Citation: Palmio J and Udd B (2014) Borderlines between sarcopenia and mild late-onset muscle disease. Front. Aging Neurosci. 6:267. doi: 10.3389/fnagi.2014.00267
Received: 05 July 2014; Paper pending published: 29 July 2014;
Accepted: 15 September 2014; Published online: 29 September 2014.
Edited by:Luciano Merlini, Istituto Ortopedico Rizzoli IRCCS, Italy
Reviewed by:Giovanni Meola, University of Milan and IRCCS Policlinico San Donato, Italy
Claudio Bruno, Istituto Giannina Gaslini, Italy
Copyright: © 2014 Palmio and Udd. This is an open-access article distributed under the terms of the Creative Commons Attribution License (CC BY). The use, distribution or reproduction in other forums is permitted, provided the original author(s) or licensor are credited and that the original publication in this journal is cited, in accordance with accepted academic practice.
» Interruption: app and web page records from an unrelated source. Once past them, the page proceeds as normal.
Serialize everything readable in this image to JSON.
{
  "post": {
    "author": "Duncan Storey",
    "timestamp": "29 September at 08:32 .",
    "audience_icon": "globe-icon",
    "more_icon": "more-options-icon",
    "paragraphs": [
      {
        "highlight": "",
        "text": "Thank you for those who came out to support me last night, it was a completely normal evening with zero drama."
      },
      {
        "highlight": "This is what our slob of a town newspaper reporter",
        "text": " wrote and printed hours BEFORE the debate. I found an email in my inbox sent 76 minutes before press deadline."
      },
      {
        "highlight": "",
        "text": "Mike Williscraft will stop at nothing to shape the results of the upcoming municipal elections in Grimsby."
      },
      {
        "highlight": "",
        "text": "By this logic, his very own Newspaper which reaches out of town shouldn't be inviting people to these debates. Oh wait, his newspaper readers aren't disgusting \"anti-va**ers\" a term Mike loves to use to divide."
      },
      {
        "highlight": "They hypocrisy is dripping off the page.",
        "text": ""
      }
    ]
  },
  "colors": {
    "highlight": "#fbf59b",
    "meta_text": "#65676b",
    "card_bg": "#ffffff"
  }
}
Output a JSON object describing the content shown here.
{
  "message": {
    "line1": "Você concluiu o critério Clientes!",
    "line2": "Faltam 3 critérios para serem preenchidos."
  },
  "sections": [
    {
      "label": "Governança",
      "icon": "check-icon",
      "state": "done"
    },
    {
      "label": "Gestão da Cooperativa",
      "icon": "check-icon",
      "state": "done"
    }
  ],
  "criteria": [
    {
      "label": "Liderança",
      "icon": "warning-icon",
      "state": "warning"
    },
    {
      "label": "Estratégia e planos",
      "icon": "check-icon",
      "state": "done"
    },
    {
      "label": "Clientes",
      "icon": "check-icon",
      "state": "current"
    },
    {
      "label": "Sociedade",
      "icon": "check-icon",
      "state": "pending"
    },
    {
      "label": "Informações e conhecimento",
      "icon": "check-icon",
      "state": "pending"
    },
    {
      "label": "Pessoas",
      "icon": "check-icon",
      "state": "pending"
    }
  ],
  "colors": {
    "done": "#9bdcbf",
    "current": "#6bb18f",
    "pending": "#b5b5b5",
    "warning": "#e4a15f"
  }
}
No use, distribution or reproduction is permitted which does not comply with these terms.
*Correspondence: Johanna Palmio, Department of Neurology, Neuromuscular Research Center, Tampere University Hospital, University of Tampere, P.O.Box 2000, Tampere FIN-33520, Finland e-mail: firstname.lastname@example.org